▽

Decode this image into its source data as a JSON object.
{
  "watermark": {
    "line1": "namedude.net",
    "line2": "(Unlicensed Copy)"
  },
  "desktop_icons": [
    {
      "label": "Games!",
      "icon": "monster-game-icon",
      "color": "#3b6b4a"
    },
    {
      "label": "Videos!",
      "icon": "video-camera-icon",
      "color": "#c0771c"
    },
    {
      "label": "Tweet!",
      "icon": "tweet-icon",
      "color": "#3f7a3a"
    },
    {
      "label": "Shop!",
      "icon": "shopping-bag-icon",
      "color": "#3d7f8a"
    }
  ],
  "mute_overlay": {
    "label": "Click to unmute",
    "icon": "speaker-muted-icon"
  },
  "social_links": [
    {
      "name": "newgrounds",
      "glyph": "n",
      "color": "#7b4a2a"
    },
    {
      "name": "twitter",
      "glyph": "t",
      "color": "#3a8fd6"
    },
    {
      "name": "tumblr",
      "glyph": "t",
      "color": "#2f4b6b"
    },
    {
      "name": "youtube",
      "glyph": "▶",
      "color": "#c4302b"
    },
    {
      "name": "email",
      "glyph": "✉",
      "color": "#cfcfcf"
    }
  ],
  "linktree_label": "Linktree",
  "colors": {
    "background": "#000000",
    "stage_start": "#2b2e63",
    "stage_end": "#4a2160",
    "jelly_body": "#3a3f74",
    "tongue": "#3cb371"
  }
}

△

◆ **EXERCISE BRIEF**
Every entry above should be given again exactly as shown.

◆ **EXERCISE RESPONSE**
Decode this image into its source data as a JSON object.
{
  "watermark": {
    "line1": "namedude.net",
    "line2": "(Unlicensed Copy)"
  },
  "desktop_icons": [
    {
      "label": "Games!",
      "icon": "monster-game-icon",
      "color": "#3b6b4a"
    },
    {
      "label": "Videos!",
      "icon": "video-camera-icon",
      "color": "#c0771c"
    },
    {
      "label": "Tweet!",
      "icon": "tweet-icon",
      "color": "#3f7a3a"
    },
    {
      "label": "Shop!",
      "icon": "shopping-bag-icon",
      "color": "#3d7f8a"
    }
  ],
  "mute_overlay": {
    "label": "Click to unmute",
    "icon": "speaker-muted-icon"
  },
  "social_links": [
    {
      "name": "newgrounds",
      "glyph": "n",
      "color": "#7b4a2a"
    },
    {
      "name": "twitter",
      "glyph": "t",
      "color": "#3a8fd6"
    },
    {
      "name": "tumblr",
      "glyph": "t",
      "color": "#2f4b6b"
    },
    {
      "name": "youtube",
      "glyph": "▶",
      "color": "#c4302b"
    },
    {
      "name": "email",
      "glyph": "✉",
      "color": "#cfcfcf"
    }
  ],
  "linktree_label": "Linktree",
  "colors": {
    "background": "#000000",
    "stage_start": "#2b2e63",
    "stage_end": "#4a2160",
    "jelly_body": "#3a3f74",
    "tongue": "#3cb371"
  }
}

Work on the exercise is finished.